Definition of Buffed Leather
Buffed leather is leather with the top grain surface removed by sanding before it’s embossed or coated with a pigment color layer.
The result is a two-tone effect, with sections of the hide feeling smooth and suede-like, and other parts where the pebble is more pronounced.
Buffing is mainly done on leather to remove surface imperfections or irregularities and obtain a uniform grain pattern in an effort to reduce the cutting waste (what’s left over after cutting away the desired shape. See yield).
The process entails sanding the leather using abrasive brushes or wheels to create a smooth, even surface. That’s why buffed leather products have a uniform, polished surface appearance.
Buffing helps to remove marks, scratches, and surface scars, giving the leather an enhanced overall appearance. It also improves the leather’s flexibility and pliability, giving it a better feel and texture.
However, buffing alters some of leather’s natural characteristics like breathability and rich patina, making buffed leather less superior in quality.
Expert Tip: To test if a finished leather has been previously buffed, remove the finish with a solvent. If a nubuck-like surface appears, then the leather had been buffed before applying the finish.
Example of Buffed Leather in a Sentence

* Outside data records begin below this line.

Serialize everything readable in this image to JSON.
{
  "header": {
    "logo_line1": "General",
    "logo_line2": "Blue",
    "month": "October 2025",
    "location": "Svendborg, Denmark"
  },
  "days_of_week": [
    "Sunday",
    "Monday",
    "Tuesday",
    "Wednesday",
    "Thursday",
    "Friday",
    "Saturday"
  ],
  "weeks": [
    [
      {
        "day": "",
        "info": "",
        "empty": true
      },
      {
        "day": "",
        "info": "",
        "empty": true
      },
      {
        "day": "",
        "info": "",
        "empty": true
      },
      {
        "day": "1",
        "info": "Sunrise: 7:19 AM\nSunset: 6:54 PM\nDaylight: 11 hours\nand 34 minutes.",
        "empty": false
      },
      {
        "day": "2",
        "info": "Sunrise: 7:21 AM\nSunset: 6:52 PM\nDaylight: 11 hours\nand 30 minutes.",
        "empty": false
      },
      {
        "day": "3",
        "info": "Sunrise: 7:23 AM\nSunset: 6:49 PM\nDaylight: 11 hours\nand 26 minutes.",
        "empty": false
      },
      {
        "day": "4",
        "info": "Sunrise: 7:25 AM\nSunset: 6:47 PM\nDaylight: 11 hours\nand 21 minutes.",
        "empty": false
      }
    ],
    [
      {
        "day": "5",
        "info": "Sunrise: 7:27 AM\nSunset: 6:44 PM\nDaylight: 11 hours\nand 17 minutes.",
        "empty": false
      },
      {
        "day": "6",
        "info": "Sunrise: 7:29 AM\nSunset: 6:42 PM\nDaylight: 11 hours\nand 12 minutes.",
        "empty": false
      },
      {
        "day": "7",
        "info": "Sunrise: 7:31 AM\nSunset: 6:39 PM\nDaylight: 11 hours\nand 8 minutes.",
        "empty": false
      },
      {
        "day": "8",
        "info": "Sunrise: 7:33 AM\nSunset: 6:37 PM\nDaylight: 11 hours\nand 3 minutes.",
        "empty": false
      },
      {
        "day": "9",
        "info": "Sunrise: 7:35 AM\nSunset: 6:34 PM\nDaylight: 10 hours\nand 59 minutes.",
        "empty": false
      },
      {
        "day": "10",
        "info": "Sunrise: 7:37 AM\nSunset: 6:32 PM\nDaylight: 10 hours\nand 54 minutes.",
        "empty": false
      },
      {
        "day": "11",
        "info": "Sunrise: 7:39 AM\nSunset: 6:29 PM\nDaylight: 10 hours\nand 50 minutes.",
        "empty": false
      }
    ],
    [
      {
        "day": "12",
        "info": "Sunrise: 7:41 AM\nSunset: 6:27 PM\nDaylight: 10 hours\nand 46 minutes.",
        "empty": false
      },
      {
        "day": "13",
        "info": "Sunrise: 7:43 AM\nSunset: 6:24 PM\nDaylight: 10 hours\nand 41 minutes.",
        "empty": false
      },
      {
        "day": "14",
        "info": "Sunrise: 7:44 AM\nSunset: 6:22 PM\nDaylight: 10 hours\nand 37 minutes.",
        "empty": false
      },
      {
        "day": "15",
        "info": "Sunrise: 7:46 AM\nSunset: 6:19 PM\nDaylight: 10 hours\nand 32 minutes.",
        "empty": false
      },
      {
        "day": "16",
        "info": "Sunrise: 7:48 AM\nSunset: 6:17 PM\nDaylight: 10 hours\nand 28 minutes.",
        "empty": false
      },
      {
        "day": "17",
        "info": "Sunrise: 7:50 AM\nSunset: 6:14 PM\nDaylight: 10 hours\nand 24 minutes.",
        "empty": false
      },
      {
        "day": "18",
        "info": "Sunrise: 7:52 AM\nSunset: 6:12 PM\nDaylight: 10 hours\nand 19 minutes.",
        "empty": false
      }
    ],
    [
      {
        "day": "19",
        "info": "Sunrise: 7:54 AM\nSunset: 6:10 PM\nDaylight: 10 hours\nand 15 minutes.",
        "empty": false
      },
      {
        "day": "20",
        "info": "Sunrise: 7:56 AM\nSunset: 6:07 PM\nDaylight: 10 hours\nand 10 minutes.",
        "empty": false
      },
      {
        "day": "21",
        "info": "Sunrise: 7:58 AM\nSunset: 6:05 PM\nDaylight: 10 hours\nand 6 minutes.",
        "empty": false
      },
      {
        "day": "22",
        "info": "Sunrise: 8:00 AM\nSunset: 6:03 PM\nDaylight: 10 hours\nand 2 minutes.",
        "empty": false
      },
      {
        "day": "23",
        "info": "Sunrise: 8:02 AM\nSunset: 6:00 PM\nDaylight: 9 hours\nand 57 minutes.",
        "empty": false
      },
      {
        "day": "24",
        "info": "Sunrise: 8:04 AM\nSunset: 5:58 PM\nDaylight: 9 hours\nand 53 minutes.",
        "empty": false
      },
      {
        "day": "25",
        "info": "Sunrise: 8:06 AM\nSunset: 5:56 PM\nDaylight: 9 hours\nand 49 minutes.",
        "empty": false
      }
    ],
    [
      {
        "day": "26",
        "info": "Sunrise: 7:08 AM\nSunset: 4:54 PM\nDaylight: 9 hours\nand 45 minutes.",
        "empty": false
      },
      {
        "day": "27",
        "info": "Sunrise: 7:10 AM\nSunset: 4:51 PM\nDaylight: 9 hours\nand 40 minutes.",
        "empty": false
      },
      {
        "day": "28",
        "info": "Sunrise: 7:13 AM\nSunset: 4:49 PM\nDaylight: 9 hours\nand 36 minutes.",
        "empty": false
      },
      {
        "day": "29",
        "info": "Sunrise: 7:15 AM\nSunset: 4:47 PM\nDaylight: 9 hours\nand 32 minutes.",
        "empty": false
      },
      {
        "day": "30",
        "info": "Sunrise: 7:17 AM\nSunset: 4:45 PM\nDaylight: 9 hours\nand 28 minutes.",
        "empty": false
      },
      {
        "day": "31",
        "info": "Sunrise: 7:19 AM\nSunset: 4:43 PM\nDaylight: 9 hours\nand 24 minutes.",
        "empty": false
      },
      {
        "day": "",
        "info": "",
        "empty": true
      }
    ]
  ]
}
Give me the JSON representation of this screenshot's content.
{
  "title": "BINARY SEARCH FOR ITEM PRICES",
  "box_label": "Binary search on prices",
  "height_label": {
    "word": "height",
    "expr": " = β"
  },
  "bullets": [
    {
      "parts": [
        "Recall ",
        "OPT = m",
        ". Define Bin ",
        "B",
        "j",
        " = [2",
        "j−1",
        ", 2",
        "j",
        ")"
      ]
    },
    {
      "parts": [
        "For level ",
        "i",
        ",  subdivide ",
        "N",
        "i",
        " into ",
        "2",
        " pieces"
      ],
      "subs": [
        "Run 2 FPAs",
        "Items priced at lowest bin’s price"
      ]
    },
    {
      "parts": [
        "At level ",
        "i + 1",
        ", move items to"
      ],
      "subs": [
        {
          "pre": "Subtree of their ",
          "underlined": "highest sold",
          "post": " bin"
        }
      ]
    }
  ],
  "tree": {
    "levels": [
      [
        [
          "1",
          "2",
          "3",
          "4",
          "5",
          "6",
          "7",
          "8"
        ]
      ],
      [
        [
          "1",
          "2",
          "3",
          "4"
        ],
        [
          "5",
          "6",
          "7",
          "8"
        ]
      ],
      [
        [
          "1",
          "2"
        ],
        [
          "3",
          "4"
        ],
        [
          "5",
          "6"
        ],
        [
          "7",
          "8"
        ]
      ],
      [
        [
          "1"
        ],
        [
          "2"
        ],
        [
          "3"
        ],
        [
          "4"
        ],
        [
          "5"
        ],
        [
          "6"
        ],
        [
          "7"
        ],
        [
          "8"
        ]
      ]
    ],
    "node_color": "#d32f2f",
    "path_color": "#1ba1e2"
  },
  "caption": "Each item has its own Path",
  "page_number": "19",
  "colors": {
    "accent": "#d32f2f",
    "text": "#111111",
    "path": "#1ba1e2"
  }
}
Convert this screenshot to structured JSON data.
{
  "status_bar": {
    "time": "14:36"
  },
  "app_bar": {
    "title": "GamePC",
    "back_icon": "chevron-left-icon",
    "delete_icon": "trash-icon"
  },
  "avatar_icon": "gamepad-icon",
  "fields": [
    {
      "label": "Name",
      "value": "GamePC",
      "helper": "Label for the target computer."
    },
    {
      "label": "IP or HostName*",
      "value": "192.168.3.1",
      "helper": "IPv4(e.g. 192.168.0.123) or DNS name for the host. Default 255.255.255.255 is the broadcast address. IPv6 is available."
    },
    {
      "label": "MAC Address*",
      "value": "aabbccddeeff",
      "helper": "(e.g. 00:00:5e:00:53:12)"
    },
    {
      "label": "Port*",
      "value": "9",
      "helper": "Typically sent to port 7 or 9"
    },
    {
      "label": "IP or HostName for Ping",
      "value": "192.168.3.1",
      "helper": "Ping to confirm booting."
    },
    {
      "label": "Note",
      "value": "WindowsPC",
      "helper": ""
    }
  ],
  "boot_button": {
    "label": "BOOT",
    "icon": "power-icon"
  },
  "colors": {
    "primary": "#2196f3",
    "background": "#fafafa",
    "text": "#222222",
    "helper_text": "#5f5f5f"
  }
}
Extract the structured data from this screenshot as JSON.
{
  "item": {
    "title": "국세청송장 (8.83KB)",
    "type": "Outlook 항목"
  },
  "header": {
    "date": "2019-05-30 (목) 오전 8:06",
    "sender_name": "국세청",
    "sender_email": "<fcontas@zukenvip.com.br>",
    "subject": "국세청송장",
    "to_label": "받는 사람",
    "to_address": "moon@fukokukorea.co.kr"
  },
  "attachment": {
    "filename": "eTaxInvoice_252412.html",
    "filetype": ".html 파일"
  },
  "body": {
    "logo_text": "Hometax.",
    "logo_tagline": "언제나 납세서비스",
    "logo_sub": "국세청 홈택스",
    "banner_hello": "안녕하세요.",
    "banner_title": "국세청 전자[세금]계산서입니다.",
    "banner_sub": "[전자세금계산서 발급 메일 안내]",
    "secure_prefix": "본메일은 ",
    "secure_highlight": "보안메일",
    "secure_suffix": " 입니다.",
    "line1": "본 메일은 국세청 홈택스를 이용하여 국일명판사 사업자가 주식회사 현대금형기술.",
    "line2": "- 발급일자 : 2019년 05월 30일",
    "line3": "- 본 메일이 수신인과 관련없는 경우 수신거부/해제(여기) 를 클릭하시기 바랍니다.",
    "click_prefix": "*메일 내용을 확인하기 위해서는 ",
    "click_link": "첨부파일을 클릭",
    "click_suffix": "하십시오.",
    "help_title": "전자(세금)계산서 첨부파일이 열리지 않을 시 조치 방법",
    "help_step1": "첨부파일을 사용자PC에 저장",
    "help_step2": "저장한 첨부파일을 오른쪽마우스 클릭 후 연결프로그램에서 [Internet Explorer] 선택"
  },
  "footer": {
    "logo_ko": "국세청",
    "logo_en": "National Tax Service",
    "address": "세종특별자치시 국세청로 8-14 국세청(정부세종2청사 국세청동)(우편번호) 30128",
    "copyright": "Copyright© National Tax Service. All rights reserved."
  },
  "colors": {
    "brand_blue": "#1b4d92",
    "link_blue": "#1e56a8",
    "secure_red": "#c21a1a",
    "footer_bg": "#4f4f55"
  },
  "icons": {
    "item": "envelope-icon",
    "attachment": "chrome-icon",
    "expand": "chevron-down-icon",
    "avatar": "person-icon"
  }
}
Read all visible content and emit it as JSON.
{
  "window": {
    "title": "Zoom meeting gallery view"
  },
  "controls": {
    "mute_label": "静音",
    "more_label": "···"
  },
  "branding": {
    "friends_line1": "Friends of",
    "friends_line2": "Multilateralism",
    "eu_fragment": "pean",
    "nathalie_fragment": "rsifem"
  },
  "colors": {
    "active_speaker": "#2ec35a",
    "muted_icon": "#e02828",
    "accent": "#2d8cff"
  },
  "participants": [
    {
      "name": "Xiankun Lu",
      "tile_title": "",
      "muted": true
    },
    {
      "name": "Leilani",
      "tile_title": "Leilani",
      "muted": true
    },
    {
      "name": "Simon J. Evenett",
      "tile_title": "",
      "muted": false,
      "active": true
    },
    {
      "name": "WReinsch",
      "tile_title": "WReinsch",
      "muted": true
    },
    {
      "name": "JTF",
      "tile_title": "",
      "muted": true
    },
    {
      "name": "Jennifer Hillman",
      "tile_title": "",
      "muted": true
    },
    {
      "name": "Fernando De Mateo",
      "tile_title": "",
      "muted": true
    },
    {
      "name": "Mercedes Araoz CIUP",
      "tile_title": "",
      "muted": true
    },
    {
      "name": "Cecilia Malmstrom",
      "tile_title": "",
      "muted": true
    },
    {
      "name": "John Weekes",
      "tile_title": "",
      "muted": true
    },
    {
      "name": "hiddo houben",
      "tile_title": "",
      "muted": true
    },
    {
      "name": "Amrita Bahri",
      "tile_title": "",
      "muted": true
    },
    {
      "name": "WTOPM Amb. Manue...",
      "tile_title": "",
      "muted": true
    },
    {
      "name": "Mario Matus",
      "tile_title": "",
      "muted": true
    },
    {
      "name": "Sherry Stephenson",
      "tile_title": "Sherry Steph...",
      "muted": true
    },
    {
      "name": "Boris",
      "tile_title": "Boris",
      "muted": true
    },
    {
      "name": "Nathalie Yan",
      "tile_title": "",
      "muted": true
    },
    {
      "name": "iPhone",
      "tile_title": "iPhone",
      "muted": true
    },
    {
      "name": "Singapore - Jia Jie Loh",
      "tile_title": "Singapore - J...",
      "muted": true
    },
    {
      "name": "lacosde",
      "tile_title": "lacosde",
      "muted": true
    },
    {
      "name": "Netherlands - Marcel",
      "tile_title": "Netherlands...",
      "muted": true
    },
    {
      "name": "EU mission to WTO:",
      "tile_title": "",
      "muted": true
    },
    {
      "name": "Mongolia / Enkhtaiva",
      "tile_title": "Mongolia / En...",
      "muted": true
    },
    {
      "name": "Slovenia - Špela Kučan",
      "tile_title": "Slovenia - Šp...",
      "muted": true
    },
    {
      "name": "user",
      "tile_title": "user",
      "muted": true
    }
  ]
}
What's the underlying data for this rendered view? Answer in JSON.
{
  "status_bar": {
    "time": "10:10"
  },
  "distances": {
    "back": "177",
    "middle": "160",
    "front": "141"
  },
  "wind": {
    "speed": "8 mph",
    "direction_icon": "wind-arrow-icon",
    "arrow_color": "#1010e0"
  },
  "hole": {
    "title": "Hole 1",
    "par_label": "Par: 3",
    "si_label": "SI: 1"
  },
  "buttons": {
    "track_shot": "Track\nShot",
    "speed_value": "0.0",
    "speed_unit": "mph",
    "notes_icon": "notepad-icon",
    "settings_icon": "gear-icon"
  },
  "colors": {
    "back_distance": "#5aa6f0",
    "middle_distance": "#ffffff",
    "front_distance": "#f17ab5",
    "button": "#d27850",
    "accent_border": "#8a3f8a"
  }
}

"The buffed leather shoes had a bright shine that made them more attractive."
Synonyms: buff leather
Related Terms for Buffed Leather